• _THE TASK_:
Report back every line below that carries the word "printf".
---------- RECORDS FOR PROCESSING
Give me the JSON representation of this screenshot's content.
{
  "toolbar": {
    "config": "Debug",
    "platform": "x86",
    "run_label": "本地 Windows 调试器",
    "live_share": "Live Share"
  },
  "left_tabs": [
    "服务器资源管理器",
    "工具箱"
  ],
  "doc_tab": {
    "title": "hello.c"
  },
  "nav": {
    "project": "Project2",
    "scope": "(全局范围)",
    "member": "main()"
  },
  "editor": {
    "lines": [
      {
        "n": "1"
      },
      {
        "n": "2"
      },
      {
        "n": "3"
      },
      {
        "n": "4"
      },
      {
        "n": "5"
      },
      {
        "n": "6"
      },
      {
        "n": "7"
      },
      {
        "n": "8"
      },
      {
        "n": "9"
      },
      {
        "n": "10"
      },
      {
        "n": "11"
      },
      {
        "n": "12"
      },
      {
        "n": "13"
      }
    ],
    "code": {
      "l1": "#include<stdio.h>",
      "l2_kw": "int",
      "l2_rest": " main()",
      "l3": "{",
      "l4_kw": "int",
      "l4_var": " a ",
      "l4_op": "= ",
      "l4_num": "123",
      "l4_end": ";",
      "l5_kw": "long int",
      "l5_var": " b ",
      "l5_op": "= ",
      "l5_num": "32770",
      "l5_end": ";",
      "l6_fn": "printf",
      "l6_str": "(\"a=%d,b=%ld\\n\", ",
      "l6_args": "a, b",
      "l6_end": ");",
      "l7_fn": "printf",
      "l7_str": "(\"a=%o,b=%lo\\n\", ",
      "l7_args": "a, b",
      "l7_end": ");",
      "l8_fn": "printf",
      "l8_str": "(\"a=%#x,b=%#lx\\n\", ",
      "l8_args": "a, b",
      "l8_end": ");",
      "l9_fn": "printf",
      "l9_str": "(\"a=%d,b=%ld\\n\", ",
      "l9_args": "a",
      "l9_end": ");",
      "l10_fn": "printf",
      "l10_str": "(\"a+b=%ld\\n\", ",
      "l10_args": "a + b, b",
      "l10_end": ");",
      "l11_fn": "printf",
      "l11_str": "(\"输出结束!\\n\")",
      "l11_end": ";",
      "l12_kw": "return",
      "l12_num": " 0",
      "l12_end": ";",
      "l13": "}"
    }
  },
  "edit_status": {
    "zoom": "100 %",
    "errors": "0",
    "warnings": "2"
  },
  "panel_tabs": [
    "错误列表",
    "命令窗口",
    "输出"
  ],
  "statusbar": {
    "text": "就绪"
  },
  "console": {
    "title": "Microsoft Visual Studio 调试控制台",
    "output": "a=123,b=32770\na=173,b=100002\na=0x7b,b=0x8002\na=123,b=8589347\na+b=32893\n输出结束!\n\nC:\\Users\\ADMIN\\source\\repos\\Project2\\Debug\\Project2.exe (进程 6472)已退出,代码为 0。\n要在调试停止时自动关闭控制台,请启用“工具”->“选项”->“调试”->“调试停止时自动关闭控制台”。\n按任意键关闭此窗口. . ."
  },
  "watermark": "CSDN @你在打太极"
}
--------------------
• _RESPONSE AREA_:
      "l6_fn": "printf",
      "l7_fn": "printf",
      "l8_fn": "printf",
      "l9_fn": "printf",
      "l10_fn": "printf",
      "l11_fn": "printf",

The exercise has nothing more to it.